The scare quotes need to go away. Run-of-the-mill functions as a single adjective, and as such, it needs to be hyphenated. I did change the wording slightly in the second sentence so it would be grammatically correct, etc., without having to break that sentenced into more than one. (I think run-of-the-mill may not be the best way to describe something out of the ordinary — a chemical spill into the water supply is not an everyday occurrence — even if events are going as one would expect in such an uncommon situation.)
The first sentence of the second paragraph is compound, so it requires a comma. If you have more than one sentence joined by conjunctions, you need commas for all of them. (Yes, that three-part sentence is passive voice. How do you know it isn’t by zombies? 🙂 Also, there are times when passive voice is better than active, times when what was done is more important than who did it.) Use italics, not all-caps, for extra emphasis.
There has been a chemical spill in your local water supply. At first, things seem to be run-of-the-mill, with people affected being checked and quickly released from the hospital, but soon it’s a different story.
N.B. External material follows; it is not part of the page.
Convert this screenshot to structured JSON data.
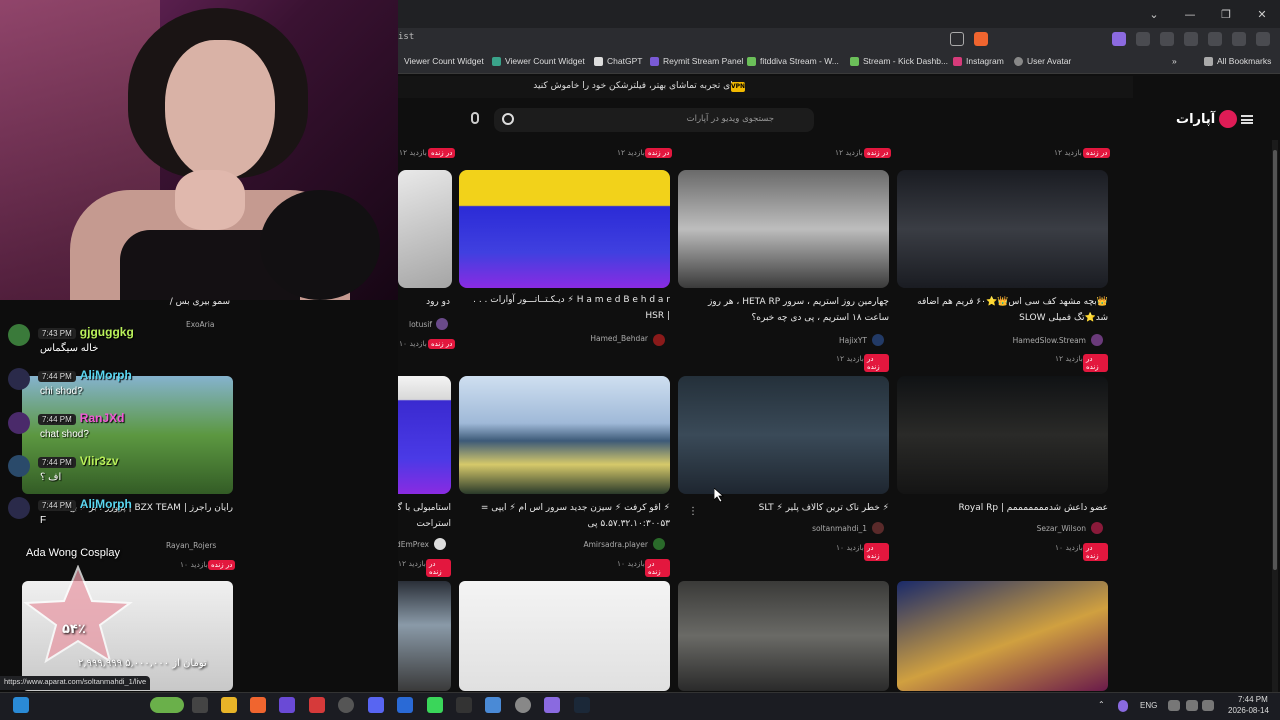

The chemical is something unknown, and within a week, people are getting sick and dying. Not only that, but for some unknown reason, it appears to be spreading. The city has been cordoned off, curfews have been issued, and the police are everywhere. Is it really a chemical spill? Is the apocalypse finally here?